For the Classic Car Restoration Enthusiast

Second Chance Garage


Second Chance Garage

For the Classic Car Restoration Enthusiast

Second Chance Garage

Second Chance Garage

For the Classic Car Restoration Enthusiast

Second Chance Garage

FEATURE ARTICLES

1937 Buick Special Business Coupe: A Restoration Journal — Part 18

By Chris Ritter

With the thought of reassembling my rear suspension on my mind, I recently gathered all of my parts to determine what I needed to replace and what I can reuse. Leaf springs — check. Leaf spring shackles — check. Shackle bolts — oh wow, a bunch of those are trash. U-bolts — oh snap, all of those look terrible. It is time to go on the hunt!

My first part to tackle was new U-bolts. While I suppose I could have made an argument that my originals could be reused, at around $9/bolt it is quite wise and cost effective to buy new bolts. Besides, I didn't feel like scraping and cleaning the old units.
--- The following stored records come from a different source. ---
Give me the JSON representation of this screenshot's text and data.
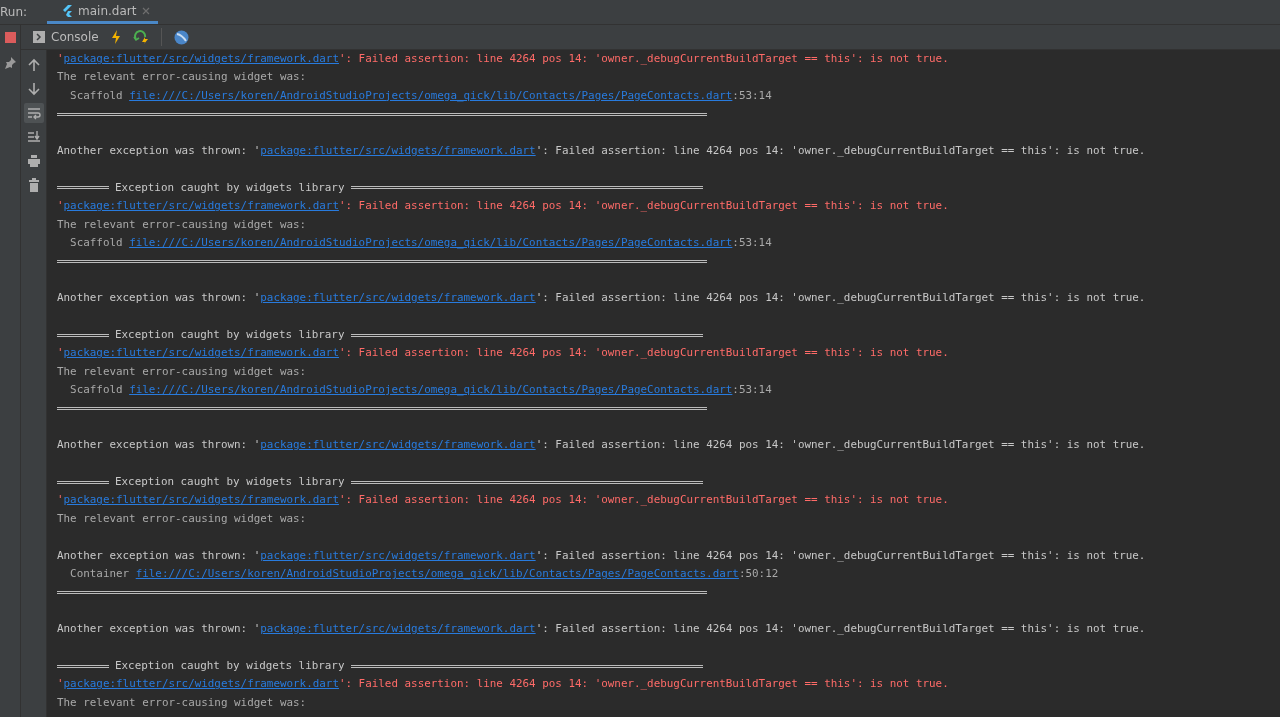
{
  "run_bar": {
    "label": "Run:",
    "tabs": [
      {
        "label": "main.dart",
        "selected": true
      }
    ]
  },
  "toolbar": {
    "console_tab": "Console"
  },
  "side_tools": [
    {
      "kind": "up",
      "selected": false
    },
    {
      "kind": "down",
      "selected": false
    },
    {
      "kind": "wrap",
      "selected": true
    },
    {
      "kind": "scroll-end",
      "selected": false
    },
    {
      "kind": "print",
      "selected": false
    },
    {
      "kind": "trash",
      "selected": false
    }
  ],
  "console_lines": [
    {
      "kind": "assert",
      "prefix": "'",
      "link": "package:flutter/src/widgets/framework.dart",
      "suffix": "': Failed assertion: line 4264 pos 14: 'owner._debugCurrentBuildTarget == this': is not true."
    },
    {
      "kind": "relevant",
      "text": "The relevant error-causing widget was:"
    },
    {
      "kind": "widget",
      "name": "Scaffold",
      "link": "file:///C:/Users/koren/AndroidStudioProjects/omega_qick/lib/Contacts/Pages/PageContacts.dart",
      "suffix": ":53:14"
    },
    {
      "kind": "rule"
    },
    {
      "kind": "blank"
    },
    {
      "kind": "thrown",
      "prefix": "Another exception was thrown: '",
      "link": "package:flutter/src/widgets/framework.dart",
      "suffix": "': Failed assertion: line 4264 pos 14: 'owner._debugCurrentBuildTarget == this': is not true."
    },
    {
      "kind": "blank"
    },
    {
      "kind": "header",
      "text": "Exception caught by widgets library"
    },
    {
      "kind": "assert",
      "prefix": "'",
      "link": "package:flutter/src/widgets/framework.dart",
      "suffix": "': Failed assertion: line 4264 pos 14: 'owner._debugCurrentBuildTarget == this': is not true."
    },
    {
      "kind": "relevant",
      "text": "The relevant error-causing widget was:"
    },
    {
      "kind": "widget",
      "name": "Scaffold",
      "link": "file:///C:/Users/koren/AndroidStudioProjects/omega_qick/lib/Contacts/Pages/PageContacts.dart",
      "suffix": ":53:14"
    },
    {
      "kind": "rule"
    },
    {
      "kind": "blank"
    },
    {
      "kind": "thrown",
      "prefix": "Another exception was thrown: '",
      "link": "package:flutter/src/widgets/framework.dart",
      "suffix": "': Failed assertion: line 4264 pos 14: 'owner._debugCurrentBuildTarget == this': is not true."
    },
    {
      "kind": "blank"
    },
    {
      "kind": "header",
      "text": "Exception caught by widgets library"
    },
    {
      "kind": "assert",
      "prefix": "'",
      "link": "package:flutter/src/widgets/framework.dart",
      "suffix": "': Failed assertion: line 4264 pos 14: 'owner._debugCurrentBuildTarget == this': is not true."
    },
    {
      "kind": "relevant",
      "text": "The relevant error-causing widget was:"
    },
    {
      "kind": "widget",
      "name": "Scaffold",
      "link": "file:///C:/Users/koren/AndroidStudioProjects/omega_qick/lib/Contacts/Pages/PageContacts.dart",
      "suffix": ":53:14"
    },
    {
      "kind": "rule"
    },
    {
      "kind": "blank"
    },
    {
      "kind": "thrown",
      "prefix": "Another exception was thrown: '",
      "link": "package:flutter/src/widgets/framework.dart",
      "suffix": "': Failed assertion: line 4264 pos 14: 'owner._debugCurrentBuildTarget == this': is not true."
    },
    {
      "kind": "blank"
    },
    {
      "kind": "header",
      "text": "Exception caught by widgets library"
    },
    {
      "kind": "assert",
      "prefix": "'",
      "link": "package:flutter/src/widgets/framework.dart",
      "suffix": "': Failed assertion: line 4264 pos 14: 'owner._debugCurrentBuildTarget == this': is not true."
    },
    {
      "kind": "relevant",
      "text": "The relevant error-causing widget was:"
    },
    {
      "kind": "blank"
    },
    {
      "kind": "thrown",
      "prefix": "Another exception was thrown: '",
      "link": "package:flutter/src/widgets/framework.dart",
      "suffix": "': Failed assertion: line 4264 pos 14: 'owner._debugCurrentBuildTarget == this': is not true."
    },
    {
      "kind": "widget",
      "name": "Container",
      "link": "file:///C:/Users/koren/AndroidStudioProjects/omega_qick/lib/Contacts/Pages/PageContacts.dart",
      "suffix": ":50:12"
    },
    {
      "kind": "rule"
    },
    {
      "kind": "blank"
    },
    {
      "kind": "thrown",
      "prefix": "Another exception was thrown: '",
      "link": "package:flutter/src/widgets/framework.dart",
      "suffix": "': Failed assertion: line 4264 pos 14: 'owner._debugCurrentBuildTarget == this': is not true."
    },
    {
      "kind": "blank"
    },
    {
      "kind": "header",
      "text": "Exception caught by widgets library"
    },
    {
      "kind": "assert",
      "prefix": "'",
      "link": "package:flutter/src/widgets/framework.dart",
      "suffix": "': Failed assertion: line 4264 pos 14: 'owner._debugCurrentBuildTarget == this': is not true."
    },
    {
      "kind": "relevant",
      "text": "The relevant error-causing widget was:"
    }
  ]
}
Assuming the U-bolts on my car are pretty much universal, I made a trip to the local NAPA store.

U-bolts are sized by providing three dimensions — A: the rod diameter, B: the width between rods inside to inside NOT center to center, and C: the length of the rod from its end to the highest part of the bolt curve. Oh yeah, that's another thing, U-bolts can have a round bend, semi-round bend or square bend. My bolt dimensions are 1/2" X 3-1/8" X 7" and they have a round bend.

NAPA was eager to help but didn't have the right bolt on the shelf. Some consultation with their computer followed by flipping through some old, thick catalogs produced "something that might work". The bolt they had available was 1/2" X 3-1/8" X 6-1/2" and they ordered me a set of four. I picked them up the next day and started flipping through my pictures of the car before disassembly — would the new bolts be too short? Absolutely. It turns out that when installed there were only 2-3 threads visible on the original units. While I would be able to get these 6-1/2" units started I would never have enough length to make them safe. With that knowledge I simply returned the bolts to NAPA and continued the hunt.

As I mentioned above, new U-bolts cost around $9 each pretty much wherever you shop. The big variable, however was shipping and prices ranged from $9 to $25 via UPS! The $25 rate was from a shop in New York and the $9 rate was from Ace Spring Service in Texas. Some phone calls back and forth between the exceptionally friendly "Anthony" at Ace were made and within days a fresh set of four properly fitting U-bolts were at my door.

This shows how far the U-bolts extended past the nut before disassembly.

This shows how far the U-bolts extended past the nut before disassembly.


A new U-bolt next to a recently retired bolt.

A new U-bolt next to a recently retired bolt.


The second thing I needed to hunt for were shackle bolts. The threads on two of my shackle bolts were trashed and I had suspicions that the threads on my other bolts couldn't have been much better. These bolts are pretty darn critical too — if your shackle bolts come off there is nothing connecting the body to the rear axle and expensive noises will follow soon after bolt failure.

The bolts are pretty simple. A zerk fitting is attached to the bolt head covering a shaft for grease. The shaft opens at the center of the bolt where grease can be applied into the bushing that rides in the leaf springs. Plenty of grease here ensures a smooth and quiet ride.